■ WHAT YOU WILL DO ■
Scan the material for the string "icon" and copy out every line in which it occurs.

Top of DATA FOR ANALYSIS

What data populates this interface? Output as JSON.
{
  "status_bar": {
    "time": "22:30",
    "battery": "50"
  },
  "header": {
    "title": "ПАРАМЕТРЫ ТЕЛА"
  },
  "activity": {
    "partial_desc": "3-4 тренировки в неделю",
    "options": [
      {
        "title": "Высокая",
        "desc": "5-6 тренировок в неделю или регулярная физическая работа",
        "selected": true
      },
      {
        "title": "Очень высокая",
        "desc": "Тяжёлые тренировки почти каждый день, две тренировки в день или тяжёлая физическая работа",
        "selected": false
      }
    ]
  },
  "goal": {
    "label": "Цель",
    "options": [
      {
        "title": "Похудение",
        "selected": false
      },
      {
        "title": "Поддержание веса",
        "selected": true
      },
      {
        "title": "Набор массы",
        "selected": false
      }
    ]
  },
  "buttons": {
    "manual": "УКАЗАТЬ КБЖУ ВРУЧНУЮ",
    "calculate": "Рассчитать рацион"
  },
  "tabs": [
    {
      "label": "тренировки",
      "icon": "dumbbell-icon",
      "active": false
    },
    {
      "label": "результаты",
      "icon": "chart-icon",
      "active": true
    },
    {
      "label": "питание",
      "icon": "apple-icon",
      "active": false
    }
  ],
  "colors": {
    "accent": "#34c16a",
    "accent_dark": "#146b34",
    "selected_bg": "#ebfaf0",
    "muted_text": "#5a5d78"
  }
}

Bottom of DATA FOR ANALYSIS
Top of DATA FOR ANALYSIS

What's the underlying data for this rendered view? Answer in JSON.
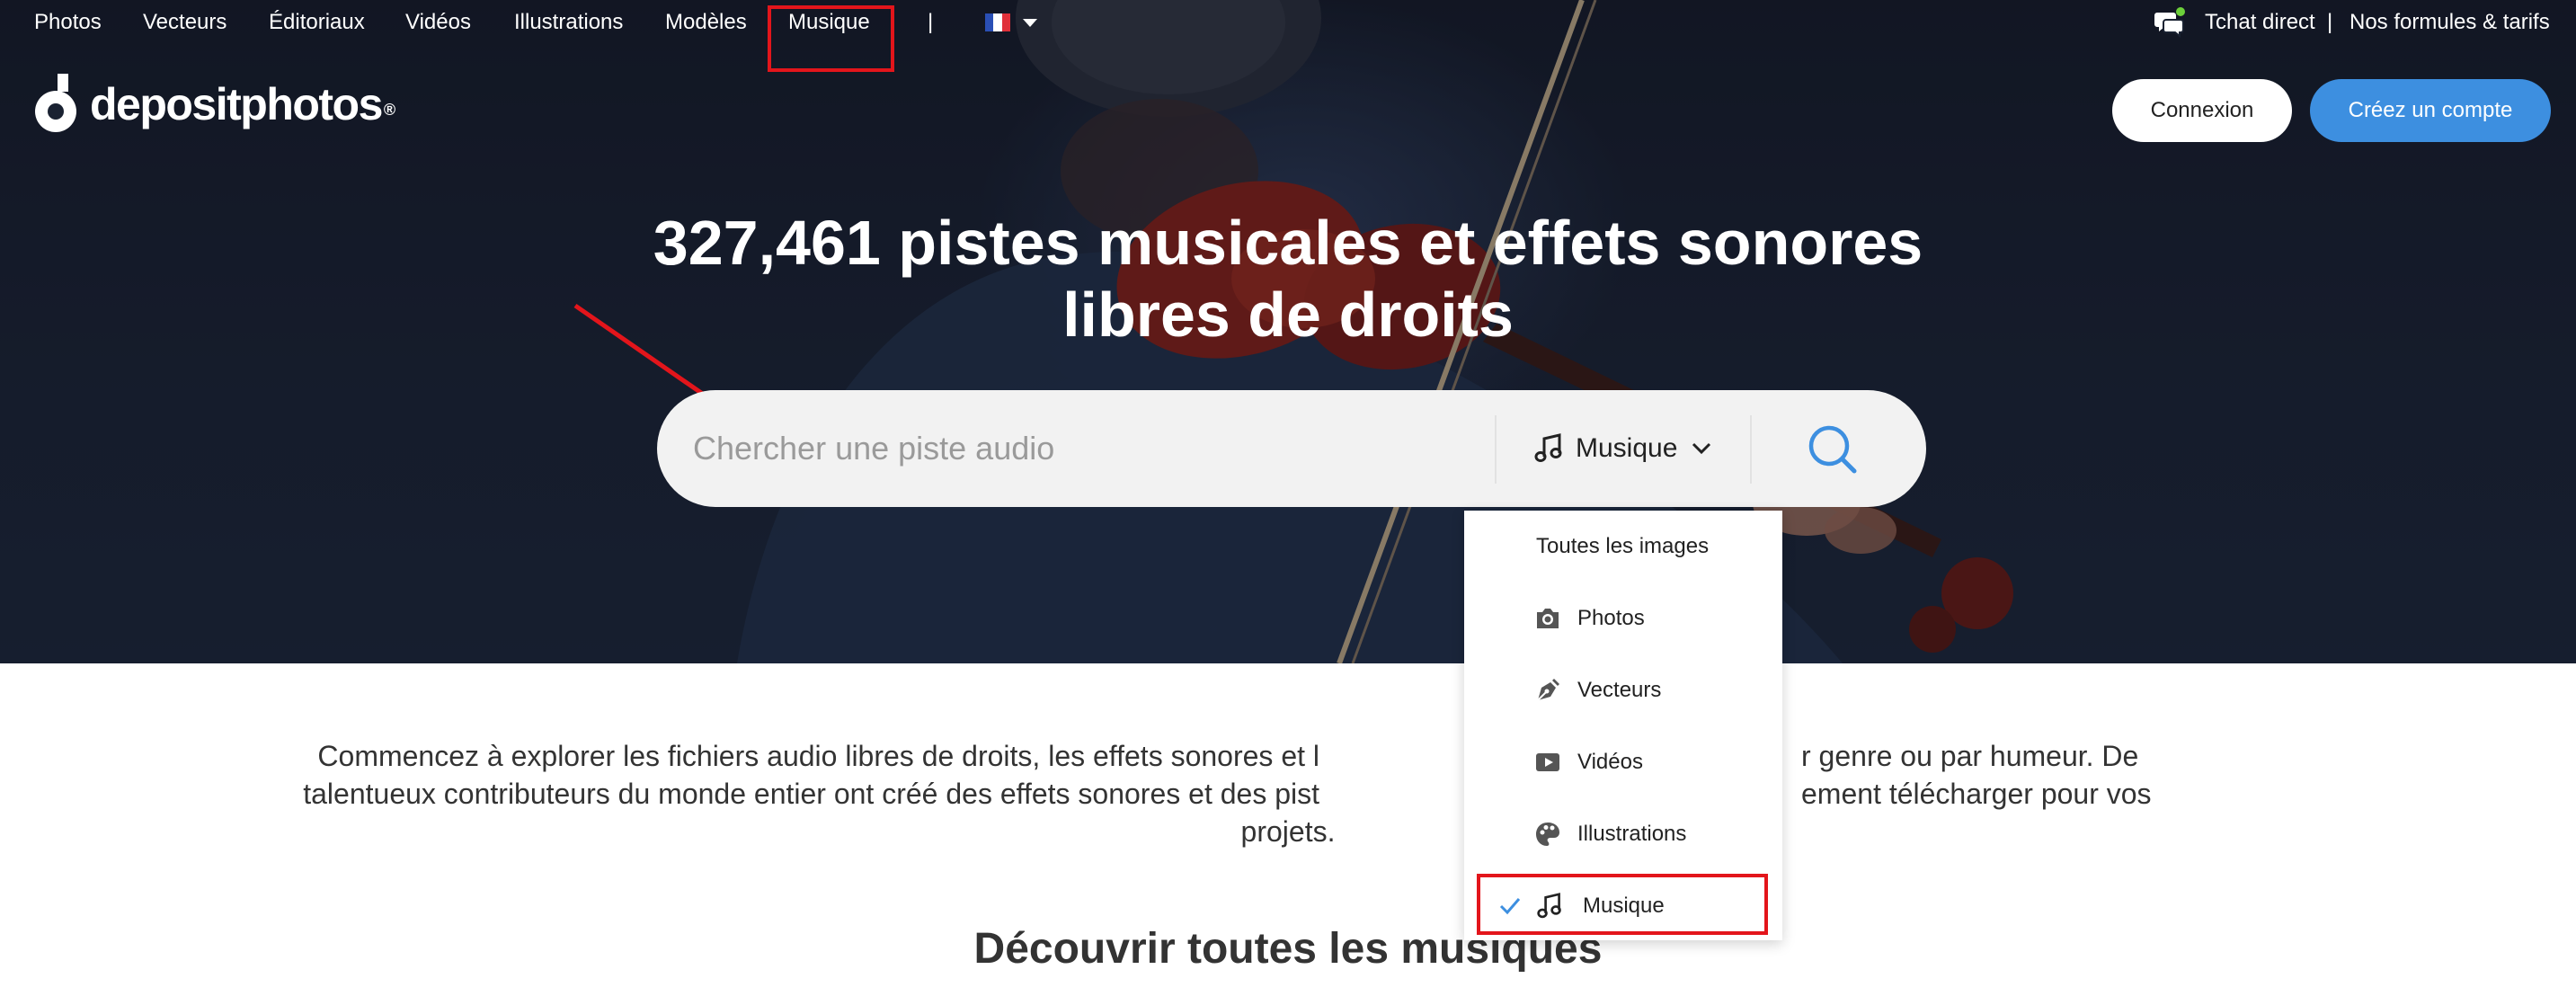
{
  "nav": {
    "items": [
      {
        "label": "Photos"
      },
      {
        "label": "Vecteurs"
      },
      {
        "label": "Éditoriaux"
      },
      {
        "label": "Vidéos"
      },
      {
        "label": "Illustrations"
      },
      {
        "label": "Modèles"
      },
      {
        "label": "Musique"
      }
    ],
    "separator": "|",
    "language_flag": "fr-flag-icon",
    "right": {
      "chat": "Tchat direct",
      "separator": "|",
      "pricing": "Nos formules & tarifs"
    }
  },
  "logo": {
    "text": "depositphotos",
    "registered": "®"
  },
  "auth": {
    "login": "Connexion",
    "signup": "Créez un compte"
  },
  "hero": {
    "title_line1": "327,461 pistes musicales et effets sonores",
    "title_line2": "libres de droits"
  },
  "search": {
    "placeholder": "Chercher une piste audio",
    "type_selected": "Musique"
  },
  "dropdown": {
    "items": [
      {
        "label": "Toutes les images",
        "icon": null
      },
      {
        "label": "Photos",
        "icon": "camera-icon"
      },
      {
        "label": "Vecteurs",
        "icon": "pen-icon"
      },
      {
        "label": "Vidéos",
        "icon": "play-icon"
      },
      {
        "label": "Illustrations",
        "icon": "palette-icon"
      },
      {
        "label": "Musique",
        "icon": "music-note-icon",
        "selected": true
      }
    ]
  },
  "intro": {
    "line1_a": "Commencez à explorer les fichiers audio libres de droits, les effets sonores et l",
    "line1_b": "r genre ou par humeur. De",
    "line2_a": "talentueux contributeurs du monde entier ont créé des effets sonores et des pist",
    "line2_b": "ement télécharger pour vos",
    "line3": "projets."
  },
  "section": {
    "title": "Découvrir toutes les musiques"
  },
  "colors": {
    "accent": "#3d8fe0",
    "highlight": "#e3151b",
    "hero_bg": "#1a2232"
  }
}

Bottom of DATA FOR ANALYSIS

■ TASK OUTPUT ■
      "icon": "dumbbell-icon",
      "icon": "chart-icon",
      "icon": "apple-icon",
    "language_flag": "fr-flag-icon",
        "icon": null
        "icon": "camera-icon"
        "icon": "pen-icon"
        "icon": "play-icon"
        "icon": "palette-icon"
        "icon": "music-note-icon",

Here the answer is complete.